To close the design process automation, we need to include the FEM analysis within the design flow. In Nexus, this can be done either using the so called **CAE Direct Integration Nodes** either via simple script from within an ASCII Navigator Evaluation node. In this example we opt for this second way.

To keep it simple, the ASCII Navigator node will use a first simple script to parameterize the plastic curve in the input file of the FEM model and a second script to read both the FEM load vs. displacement curve and the experimental ones.

The evaluation node will thus receive as input all the design variables (

**STRESS_1,…,STRESS_4**and

**STRAIN_1**) and will return four vectors representing displacements and forces for the experimental test and FEM simulation.

The FEM model writer and result reader script are reported below. We won’t analyze these too in details as the scope here is to show how optimization can be used in inverse identification process. We just wish to make the user know that Nexus provide visual instruments (besides the Direct Integration Nodes) to prepare these script without requiring users to be scripting experts or IT guru!!

The Paremeterization Script:

open("fem_model.inp", "W"); offset(15,1); setField(S_1,"%13f"); offset(1,1); setField(S_2,"%13f"); offset(1,1); setField(S_3,"%13f"); offset(1,1); setField(S_4,"%13f"); offset(1,15); setField(E,"%18f");

The Result Loader Script:

open("experiment.txt"); while( !eof() ) { offset(1,0); f = getField(30,48); u = getField(50,66); if( isFinite(f) && isFinite(u) ) { F_exp.push(f); D_exp.push(u); } } open("fem_model.rpt"); while( !eof() ) { offset(1,0); f = getField(30,48); u = getField(50,66); if( isFinite(f) && isFinite(u) ) { F_fem.push(f); D_fem.push(u); } }

#### Results

Limiting to this simple example, and considering the simulation time for each analyzed configuration is in the order of seconds, we will use a *brutal force* optimization approach and we will use a Single Objective Genetic Algorithm to solve the problem.

More effective approaches my consist in running an initial DoE followed by one or more Gradient Based Optimisation searches to avoid remaining trapped in local minima. As in Nexus Optimisation procedures can be chained as well as evaluation nodes, this second more refined approach is feasible as well.

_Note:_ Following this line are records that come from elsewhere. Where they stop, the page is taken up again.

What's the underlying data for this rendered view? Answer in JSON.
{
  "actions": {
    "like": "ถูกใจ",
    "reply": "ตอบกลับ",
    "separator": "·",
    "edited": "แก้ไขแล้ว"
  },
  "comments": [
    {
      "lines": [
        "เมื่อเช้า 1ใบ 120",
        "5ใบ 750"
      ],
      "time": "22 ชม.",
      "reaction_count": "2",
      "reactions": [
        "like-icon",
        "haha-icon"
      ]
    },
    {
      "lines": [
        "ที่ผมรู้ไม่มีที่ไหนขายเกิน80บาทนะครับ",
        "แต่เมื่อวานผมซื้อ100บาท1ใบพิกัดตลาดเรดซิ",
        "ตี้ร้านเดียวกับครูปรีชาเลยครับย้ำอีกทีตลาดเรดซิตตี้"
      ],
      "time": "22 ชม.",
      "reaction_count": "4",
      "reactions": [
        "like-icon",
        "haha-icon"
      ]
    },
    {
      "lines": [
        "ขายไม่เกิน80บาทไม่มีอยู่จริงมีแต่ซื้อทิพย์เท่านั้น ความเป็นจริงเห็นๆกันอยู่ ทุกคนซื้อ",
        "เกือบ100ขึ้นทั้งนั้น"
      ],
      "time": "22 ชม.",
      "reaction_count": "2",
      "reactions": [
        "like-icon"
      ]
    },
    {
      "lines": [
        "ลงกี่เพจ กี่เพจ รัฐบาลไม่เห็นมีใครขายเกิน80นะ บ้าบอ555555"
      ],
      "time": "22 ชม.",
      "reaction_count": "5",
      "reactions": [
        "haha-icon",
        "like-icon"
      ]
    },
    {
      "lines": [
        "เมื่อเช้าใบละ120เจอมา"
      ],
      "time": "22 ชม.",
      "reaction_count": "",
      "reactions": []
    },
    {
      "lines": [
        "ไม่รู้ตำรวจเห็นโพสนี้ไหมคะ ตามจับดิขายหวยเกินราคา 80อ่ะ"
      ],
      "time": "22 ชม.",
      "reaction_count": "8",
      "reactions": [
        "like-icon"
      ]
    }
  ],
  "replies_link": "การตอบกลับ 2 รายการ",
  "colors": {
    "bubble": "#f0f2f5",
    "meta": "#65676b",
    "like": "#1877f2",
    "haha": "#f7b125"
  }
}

The picture below shows the final results of the Nexus GA optimization. As you can see on the solution explorer on the left, the identified solution satisfy the hardening constraint, has an overall error of 7.5 (against solution having error > 55).

Finally we wish to compare the force vs. displacement curves. Achieved correlation is reported on the right where the final solution (Run_4) is compared with the experimental tests and other 3 non-optimal solutions.

The final solution has:

**STRESS_1**=420**STRESS_2**=449**STRESS_3**=464**STRESS_4**=520**STRAIN_1**=0.054**ERROR_1**=7.4901

#### Conclusive Remarks

We hope you found this post useful.

Our intention was to provide you a simplified and easy-to-understand example of how optimization techniques can be used to solve inverse identification problems, where the goal is to identify a set of numerical parameters to reproduce the physical behavior of a system, in this specific case to identify the stress-strain plastic curve of the material of which a coupon is made of.

We used Nexus to formalize and solve the optimization process but the methodology remain valid and can applied via other tools available on the market.

There’s definately a great deal to find out about

this issue. I really like all the points you’ve made.